7 Polygons with Rational Vertices In this section we will establish formulas for the number of integer points in any rational convex polygon and its integral dilates. A natural first step is to fix a triangulation of the polygon P, which reduces our problem to that of counting integer points in rational triangles. However, this procedure merits some remarks. After counting lattice points in the triangles, we need to put those back together to form the polygon. But then we need to take care of the overcounting on line segments (where the triangles meet).

Note that P itself is a face of P, corresponding to the degenerate hyperplane Rd ,1 and the empty set ∅ is a face of P, corresponding to a hyperplane that does not meet P. The (d − 1)-dimensional faces are called facets, the 1dimensional faces edges, and the 0-dimensional faces vertices of P. Vertices are the “extreme points” of a polytope. A convex d-polytope has at least d + 1 vertices. A convex d-polytope with exactly d + 1 vertices is called a d-simplex.
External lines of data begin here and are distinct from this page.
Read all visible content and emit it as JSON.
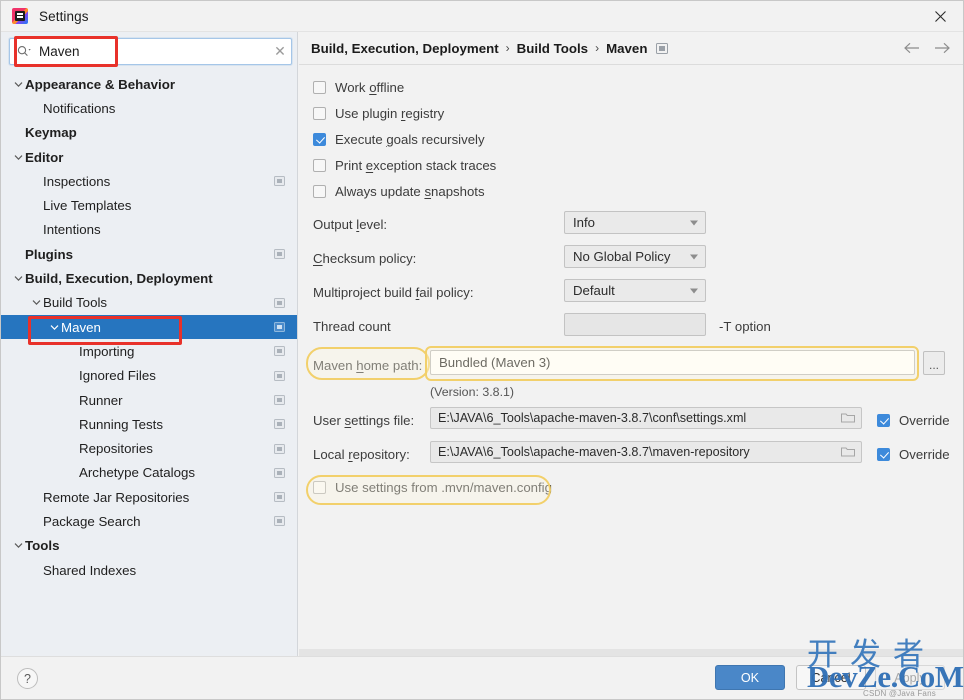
{
  "window": {
    "title": "Settings",
    "app_icon": "intellij-idea-icon",
    "close_icon": "close-icon"
  },
  "search": {
    "value": "Maven",
    "placeholder": "",
    "icon": "search-icon",
    "clear_icon": "close-icon"
  },
  "sidebar": {
    "items": [
      {
        "label": "Appearance & Behavior",
        "indent": 0,
        "bold": true,
        "arrow": "chevron-down",
        "badge": false,
        "selected": false,
        "name": "sidebar-item-appearance-behavior"
      },
      {
        "label": "Notifications",
        "indent": 1,
        "bold": false,
        "arrow": "",
        "badge": false,
        "selected": false,
        "name": "sidebar-item-notifications"
      },
      {
        "label": "Keymap",
        "indent": 0,
        "bold": true,
        "arrow": "",
        "badge": false,
        "selected": false,
        "name": "sidebar-item-keymap"
      },
      {
        "label": "Editor",
        "indent": 0,
        "bold": true,
        "arrow": "chevron-down",
        "badge": false,
        "selected": false,
        "name": "sidebar-item-editor"
      },
      {
        "label": "Inspections",
        "indent": 1,
        "bold": false,
        "arrow": "",
        "badge": true,
        "selected": false,
        "name": "sidebar-item-inspections"
      },
      {
        "label": "Live Templates",
        "indent": 1,
        "bold": false,
        "arrow": "",
        "badge": false,
        "selected": false,
        "name": "sidebar-item-live-templates"
      },
      {
        "label": "Intentions",
        "indent": 1,
        "bold": false,
        "arrow": "",
        "badge": false,
        "selected": false,
        "name": "sidebar-item-intentions"
      },
      {
        "label": "Plugins",
        "indent": 0,
        "bold": true,
        "arrow": "",
        "badge": true,
        "selected": false,
        "name": "sidebar-item-plugins"
      },
      {
        "label": "Build, Execution, Deployment",
        "indent": 0,
        "bold": true,
        "arrow": "chevron-down",
        "badge": false,
        "selected": false,
        "name": "sidebar-item-build-execution-deployment"
      },
      {
        "label": "Build Tools",
        "indent": 1,
        "bold": false,
        "arrow": "chevron-down",
        "badge": true,
        "selected": false,
        "name": "sidebar-item-build-tools"
      },
      {
        "label": "Maven",
        "indent": 2,
        "bold": false,
        "arrow": "chevron-down",
        "badge": true,
        "selected": true,
        "name": "sidebar-item-maven"
      },
      {
        "label": "Importing",
        "indent": 3,
        "bold": false,
        "arrow": "",
        "badge": true,
        "selected": false,
        "name": "sidebar-item-importing"
      },
      {
        "label": "Ignored Files",
        "indent": 3,
        "bold": false,
        "arrow": "",
        "badge": true,
        "selected": false,
        "name": "sidebar-item-ignored-files"
      },
      {
        "label": "Runner",
        "indent": 3,
        "bold": false,
        "arrow": "",
        "badge": true,
        "selected": false,
        "name": "sidebar-item-runner"
      },
      {
        "label": "Running Tests",
        "indent": 3,
        "bold": false,
        "arrow": "",
        "badge": true,
        "selected": false,
        "name": "sidebar-item-running-tests"
      },
      {
        "label": "Repositories",
        "indent": 3,
        "bold": false,
        "arrow": "",
        "badge": true,
        "selected": false,
        "name": "sidebar-item-repositories"
      },
      {
        "label": "Archetype Catalogs",
        "indent": 3,
        "bold": false,
        "arrow": "",
        "badge": true,
        "selected": false,
        "name": "sidebar-item-archetype-catalogs"
      },
      {
        "label": "Remote Jar Repositories",
        "indent": 1,
        "bold": false,
        "arrow": "",
        "badge": true,
        "selected": false,
        "name": "sidebar-item-remote-jar-repositories"
      },
      {
        "label": "Package Search",
        "indent": 1,
        "bold": false,
        "arrow": "",
        "badge": true,
        "selected": false,
        "name": "sidebar-item-package-search"
      },
      {
        "label": "Tools",
        "indent": 0,
        "bold": true,
        "arrow": "chevron-down",
        "badge": false,
        "selected": false,
        "name": "sidebar-item-tools"
      },
      {
        "label": "Shared Indexes",
        "indent": 1,
        "bold": false,
        "arrow": "",
        "badge": false,
        "selected": false,
        "name": "sidebar-item-shared-indexes"
      }
    ]
  },
  "breadcrumb": {
    "parts": [
      "Build, Execution, Deployment",
      "Build Tools",
      "Maven"
    ],
    "separator": "›",
    "badge_icon": "project-scope-icon",
    "back_icon": "arrow-left-icon",
    "forward_icon": "arrow-right-icon"
  },
  "main": {
    "checkboxes": [
      {
        "label": "Work offline",
        "checked": false,
        "name": "checkbox-work-offline"
      },
      {
        "label": "Use plugin registry",
        "checked": false,
        "name": "checkbox-use-plugin-registry"
      },
      {
        "label": "Execute goals recursively",
        "checked": true,
        "name": "checkbox-execute-goals-recursively"
      },
      {
        "label": "Print exception stack traces",
        "checked": false,
        "name": "checkbox-print-exception-stack-traces"
      },
      {
        "label": "Always update snapshots",
        "checked": false,
        "name": "checkbox-always-update-snapshots"
      }
    ],
    "output_level": {
      "label": "Output level:",
      "value": "Info"
    },
    "checksum_policy": {
      "label": "Checksum policy:",
      "value": "No Global Policy"
    },
    "multiproject_fail_policy": {
      "label": "Multiproject build fail policy:",
      "value": "Default"
    },
    "thread_count": {
      "label": "Thread count",
      "value": "",
      "hint": "-T option"
    },
    "maven_home_path": {
      "label": "Maven home path:",
      "value": "Bundled (Maven 3)",
      "version_note": "(Version: 3.8.1)",
      "browse_label": "..."
    },
    "user_settings_file": {
      "label": "User settings file:",
      "value": "E:\\JAVA\\6_Tools\\apache-maven-3.8.7\\conf\\settings.xml",
      "override_label": "Override",
      "override_checked": true
    },
    "local_repository": {
      "label": "Local repository:",
      "value": "E:\\JAVA\\6_Tools\\apache-maven-3.8.7\\maven-repository",
      "override_label": "Override",
      "override_checked": true
    },
    "use_mvn_config": {
      "label": "Use settings from .mvn/maven.config",
      "checked": false
    }
  },
  "footer": {
    "help_label": "?",
    "ok_label": "OK",
    "cancel_label": "Cancel",
    "apply_label": "Apply"
  },
  "watermark": {
    "cn": "开发者",
    "en": "DevZe.CoM",
    "credit": "CSDN @Java Fans"
  },
  "colors": {
    "selection_blue": "#2675bf",
    "accent_blue": "#3d8adb",
    "ok_button": "#4a87c8",
    "annotation_red": "#e8312a",
    "annotation_gold": "#f2d06b",
    "watermark_blue": "#2f6fb5"
  }
}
Every 1-dimensional convex polytope is a 1-simplex, namely, a line segment.

7. ♣ Prove that a rational convex polytope can be described by a system of linear inequalities and equations with integral coefficients. 8. 3) of the Eulerian numbers for all integers 1 ≤ k ≤ d, namely: (a) A (d, k) = A (d, d + 1 − k) ; (b) A (d, k) = (d − k + 1)A (d − 1, k − 1) + kA (d − 1, k) ; d A (d, k) = d! ; (c) k=0 k (−1)j (d) A (d, k) = j=0 d+1 (k − j)d . 9. 6); namely, for d ≥ 0, 1 (1−z)d+1 = k≥0 d+k d zk . 10. 7): For t, k ∈ Z and d ∈ Z>0 , (−1)d −t + k d = t+d−1−k . 11. The Stirling numbers of the first kind, stirl(n, m), are defined through the finite generating function n x(x − 1) · · · (x − n + 1) = stirl(n, m) xm .